The kernel of every operating system builds the bridge between the application and the actual processing on the hardware level.
A typical UNIX kernel is responsible for:
- CPU Program execution
- Memory Management
- Processes (Scheduling, Synchronization, Interprocess Communication)
- Signals (Exceptions, Interrupts)
- Filesystems (Virtual, Block)
- I/O Architecture (Devices, Files, Networking)
The two most common architectures for UNIX kernels are:
Monolithic kernel: Every kernel layer is integrated in into the whole kernel and therefore runs in kernel space. Every user application has to access the kernel through a high-level interface. Most UNIX(-like) kernel follow this approach.
Microkernel: Only the essential parts of the kernel run in kernel space. Applications are allowed to directly address different kernel layers (device drivers, filesystems, ..).
The linux kernel is a UNIX-like kernel initially created by Linus Torvalds in 1991 and now is maintained by developers around the world.
Linux kernel compilation
Linux kernel internals
- LDD = Linux Device Drivers: a book (on paper or free online) on Linux kernel internals
- LWN = Linux Weekly News: kernel evolutions explained
- LKML = the linux-kernel mailing list, a high-volume high-technicity discussion list (archives)

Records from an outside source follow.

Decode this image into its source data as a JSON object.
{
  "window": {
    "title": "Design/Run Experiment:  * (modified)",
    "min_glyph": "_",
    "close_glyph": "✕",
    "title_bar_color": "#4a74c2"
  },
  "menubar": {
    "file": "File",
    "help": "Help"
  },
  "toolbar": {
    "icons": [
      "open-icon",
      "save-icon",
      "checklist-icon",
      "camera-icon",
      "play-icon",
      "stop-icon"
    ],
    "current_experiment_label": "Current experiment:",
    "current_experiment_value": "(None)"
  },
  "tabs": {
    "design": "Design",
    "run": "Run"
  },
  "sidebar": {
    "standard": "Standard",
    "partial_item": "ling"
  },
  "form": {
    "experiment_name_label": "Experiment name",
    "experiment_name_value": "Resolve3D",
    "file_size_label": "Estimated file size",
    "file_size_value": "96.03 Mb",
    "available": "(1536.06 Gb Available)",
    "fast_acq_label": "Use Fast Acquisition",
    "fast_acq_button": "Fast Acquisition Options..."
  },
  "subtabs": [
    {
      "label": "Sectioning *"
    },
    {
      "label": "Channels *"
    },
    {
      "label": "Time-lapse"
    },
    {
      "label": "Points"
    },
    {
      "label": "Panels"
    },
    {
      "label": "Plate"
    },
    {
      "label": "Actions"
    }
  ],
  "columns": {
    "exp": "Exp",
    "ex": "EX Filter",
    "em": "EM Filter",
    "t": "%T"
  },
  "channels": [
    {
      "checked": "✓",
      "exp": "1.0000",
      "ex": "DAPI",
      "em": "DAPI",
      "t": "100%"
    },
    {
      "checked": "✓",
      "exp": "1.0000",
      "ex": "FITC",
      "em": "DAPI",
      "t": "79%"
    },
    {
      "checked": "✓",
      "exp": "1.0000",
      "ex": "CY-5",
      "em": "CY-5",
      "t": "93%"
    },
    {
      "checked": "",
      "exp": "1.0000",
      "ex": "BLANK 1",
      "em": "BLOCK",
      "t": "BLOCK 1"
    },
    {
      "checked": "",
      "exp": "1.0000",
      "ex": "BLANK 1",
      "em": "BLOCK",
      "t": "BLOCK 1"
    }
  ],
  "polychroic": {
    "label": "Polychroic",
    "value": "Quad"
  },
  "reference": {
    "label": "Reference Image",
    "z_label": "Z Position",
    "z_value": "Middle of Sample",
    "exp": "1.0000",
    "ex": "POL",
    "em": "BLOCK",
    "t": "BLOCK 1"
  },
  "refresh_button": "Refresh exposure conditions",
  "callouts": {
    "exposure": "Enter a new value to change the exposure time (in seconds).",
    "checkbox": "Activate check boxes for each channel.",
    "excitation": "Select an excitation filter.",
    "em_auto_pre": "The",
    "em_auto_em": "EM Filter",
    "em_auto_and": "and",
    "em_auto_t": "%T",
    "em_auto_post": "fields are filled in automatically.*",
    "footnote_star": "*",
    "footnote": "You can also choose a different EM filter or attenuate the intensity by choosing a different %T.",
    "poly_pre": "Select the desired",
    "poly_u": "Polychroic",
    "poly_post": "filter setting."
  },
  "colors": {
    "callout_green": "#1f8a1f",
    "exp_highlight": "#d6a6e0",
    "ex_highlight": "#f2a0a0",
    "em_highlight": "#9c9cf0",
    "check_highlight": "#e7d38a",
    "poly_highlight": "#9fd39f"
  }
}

- LXR = the Linux cross-reference: a nice way to browse the kernel source